== Task statement ==
Copy, from the entries below, each line where the word "可选操作" can be found.

Items from an interface collection:
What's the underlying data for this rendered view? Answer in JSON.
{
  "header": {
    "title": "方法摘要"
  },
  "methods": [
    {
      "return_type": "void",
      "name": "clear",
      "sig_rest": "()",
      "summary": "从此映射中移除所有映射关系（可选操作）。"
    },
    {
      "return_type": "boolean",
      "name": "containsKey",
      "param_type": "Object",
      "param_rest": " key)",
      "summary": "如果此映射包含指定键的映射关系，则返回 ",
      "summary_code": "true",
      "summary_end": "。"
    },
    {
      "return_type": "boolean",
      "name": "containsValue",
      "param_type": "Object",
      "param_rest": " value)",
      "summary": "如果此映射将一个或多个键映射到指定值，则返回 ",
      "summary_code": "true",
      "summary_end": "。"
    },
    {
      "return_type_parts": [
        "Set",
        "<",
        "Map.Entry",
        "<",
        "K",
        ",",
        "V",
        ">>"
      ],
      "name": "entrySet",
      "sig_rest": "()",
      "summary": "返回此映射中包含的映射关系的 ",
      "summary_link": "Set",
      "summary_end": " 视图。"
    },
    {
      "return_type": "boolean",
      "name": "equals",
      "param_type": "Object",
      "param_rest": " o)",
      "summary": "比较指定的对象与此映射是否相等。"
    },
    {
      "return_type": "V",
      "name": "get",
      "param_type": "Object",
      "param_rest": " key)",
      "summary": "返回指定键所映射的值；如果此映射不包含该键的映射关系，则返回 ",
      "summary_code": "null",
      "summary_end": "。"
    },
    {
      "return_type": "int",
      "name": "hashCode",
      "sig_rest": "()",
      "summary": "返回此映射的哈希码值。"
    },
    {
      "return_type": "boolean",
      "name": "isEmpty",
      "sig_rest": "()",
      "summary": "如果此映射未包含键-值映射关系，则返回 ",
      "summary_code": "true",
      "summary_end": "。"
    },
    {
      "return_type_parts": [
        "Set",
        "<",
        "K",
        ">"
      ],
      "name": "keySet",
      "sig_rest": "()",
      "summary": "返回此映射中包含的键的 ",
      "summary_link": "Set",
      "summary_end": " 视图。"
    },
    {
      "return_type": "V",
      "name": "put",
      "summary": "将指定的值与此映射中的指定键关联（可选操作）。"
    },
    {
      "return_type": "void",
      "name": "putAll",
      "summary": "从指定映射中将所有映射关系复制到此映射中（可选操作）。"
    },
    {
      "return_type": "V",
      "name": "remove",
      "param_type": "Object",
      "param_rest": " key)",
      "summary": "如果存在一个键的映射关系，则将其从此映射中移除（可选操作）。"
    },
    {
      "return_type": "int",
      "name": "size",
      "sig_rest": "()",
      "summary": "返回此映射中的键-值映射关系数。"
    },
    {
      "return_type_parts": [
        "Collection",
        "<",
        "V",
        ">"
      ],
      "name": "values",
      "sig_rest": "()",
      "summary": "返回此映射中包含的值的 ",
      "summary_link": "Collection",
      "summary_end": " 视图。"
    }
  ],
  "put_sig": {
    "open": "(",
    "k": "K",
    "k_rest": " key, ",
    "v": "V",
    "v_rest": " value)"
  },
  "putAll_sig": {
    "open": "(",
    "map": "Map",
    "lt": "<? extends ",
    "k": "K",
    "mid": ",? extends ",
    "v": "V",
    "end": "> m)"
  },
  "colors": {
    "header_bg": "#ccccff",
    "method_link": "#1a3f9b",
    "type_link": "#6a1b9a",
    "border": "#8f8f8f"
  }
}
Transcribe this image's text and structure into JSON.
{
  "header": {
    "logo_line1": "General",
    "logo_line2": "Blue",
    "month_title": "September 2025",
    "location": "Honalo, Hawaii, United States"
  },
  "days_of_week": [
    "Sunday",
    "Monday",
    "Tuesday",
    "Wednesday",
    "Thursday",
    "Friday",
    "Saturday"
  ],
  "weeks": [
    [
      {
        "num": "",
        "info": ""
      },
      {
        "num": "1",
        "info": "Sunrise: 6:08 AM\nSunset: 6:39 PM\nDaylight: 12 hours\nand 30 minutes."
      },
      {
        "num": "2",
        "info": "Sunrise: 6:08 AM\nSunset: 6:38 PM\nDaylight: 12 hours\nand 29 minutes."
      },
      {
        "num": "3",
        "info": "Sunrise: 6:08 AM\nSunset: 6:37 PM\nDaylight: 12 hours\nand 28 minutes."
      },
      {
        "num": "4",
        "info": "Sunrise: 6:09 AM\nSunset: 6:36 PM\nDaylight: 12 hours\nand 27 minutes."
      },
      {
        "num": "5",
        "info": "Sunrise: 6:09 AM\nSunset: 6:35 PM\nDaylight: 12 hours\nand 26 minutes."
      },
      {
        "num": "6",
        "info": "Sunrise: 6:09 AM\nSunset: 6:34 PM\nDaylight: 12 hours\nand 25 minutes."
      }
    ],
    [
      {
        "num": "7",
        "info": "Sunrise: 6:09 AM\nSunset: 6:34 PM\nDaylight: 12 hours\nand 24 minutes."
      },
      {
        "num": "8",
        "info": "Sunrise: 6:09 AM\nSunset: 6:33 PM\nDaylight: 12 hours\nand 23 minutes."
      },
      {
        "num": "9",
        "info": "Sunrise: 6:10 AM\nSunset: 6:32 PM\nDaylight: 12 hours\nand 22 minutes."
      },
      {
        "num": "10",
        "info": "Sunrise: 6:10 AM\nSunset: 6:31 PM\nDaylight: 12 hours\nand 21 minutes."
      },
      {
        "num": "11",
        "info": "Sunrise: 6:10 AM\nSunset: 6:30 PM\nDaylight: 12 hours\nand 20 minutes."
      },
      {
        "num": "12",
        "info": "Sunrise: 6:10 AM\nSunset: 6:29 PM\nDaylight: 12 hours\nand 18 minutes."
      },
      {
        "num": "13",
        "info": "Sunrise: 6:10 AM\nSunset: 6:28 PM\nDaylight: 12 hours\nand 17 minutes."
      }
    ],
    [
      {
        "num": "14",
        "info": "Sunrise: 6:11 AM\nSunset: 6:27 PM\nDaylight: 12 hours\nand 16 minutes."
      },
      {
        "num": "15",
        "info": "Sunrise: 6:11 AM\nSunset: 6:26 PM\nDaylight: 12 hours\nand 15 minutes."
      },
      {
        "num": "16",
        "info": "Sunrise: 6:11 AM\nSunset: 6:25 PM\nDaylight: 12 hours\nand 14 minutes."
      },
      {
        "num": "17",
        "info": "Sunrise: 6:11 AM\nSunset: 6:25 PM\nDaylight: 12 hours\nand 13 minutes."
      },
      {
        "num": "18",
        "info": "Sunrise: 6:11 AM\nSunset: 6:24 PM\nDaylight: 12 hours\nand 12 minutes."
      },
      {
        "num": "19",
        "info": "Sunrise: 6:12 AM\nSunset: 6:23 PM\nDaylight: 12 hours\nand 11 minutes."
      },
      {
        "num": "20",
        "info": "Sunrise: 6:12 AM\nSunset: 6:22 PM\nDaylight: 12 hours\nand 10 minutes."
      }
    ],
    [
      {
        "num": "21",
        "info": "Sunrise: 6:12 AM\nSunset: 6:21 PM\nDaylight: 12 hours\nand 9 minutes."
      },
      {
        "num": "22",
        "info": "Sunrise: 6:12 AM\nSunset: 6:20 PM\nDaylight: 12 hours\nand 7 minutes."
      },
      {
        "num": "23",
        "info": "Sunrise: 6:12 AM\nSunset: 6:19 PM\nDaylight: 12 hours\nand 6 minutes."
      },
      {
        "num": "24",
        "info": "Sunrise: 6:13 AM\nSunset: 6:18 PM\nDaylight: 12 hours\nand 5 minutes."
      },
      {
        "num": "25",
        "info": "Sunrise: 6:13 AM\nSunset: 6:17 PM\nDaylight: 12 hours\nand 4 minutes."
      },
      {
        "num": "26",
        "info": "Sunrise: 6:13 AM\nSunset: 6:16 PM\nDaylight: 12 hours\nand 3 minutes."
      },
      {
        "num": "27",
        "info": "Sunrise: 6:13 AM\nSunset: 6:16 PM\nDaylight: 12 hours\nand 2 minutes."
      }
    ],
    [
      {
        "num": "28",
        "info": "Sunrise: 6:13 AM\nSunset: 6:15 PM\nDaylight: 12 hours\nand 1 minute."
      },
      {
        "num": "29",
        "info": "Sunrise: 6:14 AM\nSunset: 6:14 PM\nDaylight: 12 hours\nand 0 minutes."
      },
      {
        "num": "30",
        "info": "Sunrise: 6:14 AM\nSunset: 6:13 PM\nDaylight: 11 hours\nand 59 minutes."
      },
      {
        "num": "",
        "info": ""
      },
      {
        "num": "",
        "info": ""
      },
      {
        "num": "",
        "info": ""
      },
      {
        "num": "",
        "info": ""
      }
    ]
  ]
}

== Answer for the task ==
      "summary": "从此映射中移除所有映射关系（可选操作）。"
      "summary": "将指定的值与此映射中的指定键关联（可选操作）。"
      "summary": "从指定映射中将所有映射关系复制到此映射中（可选操作）。"
      "summary": "如果存在一个键的映射关系，则将其从此映射中移除（可选操作）。"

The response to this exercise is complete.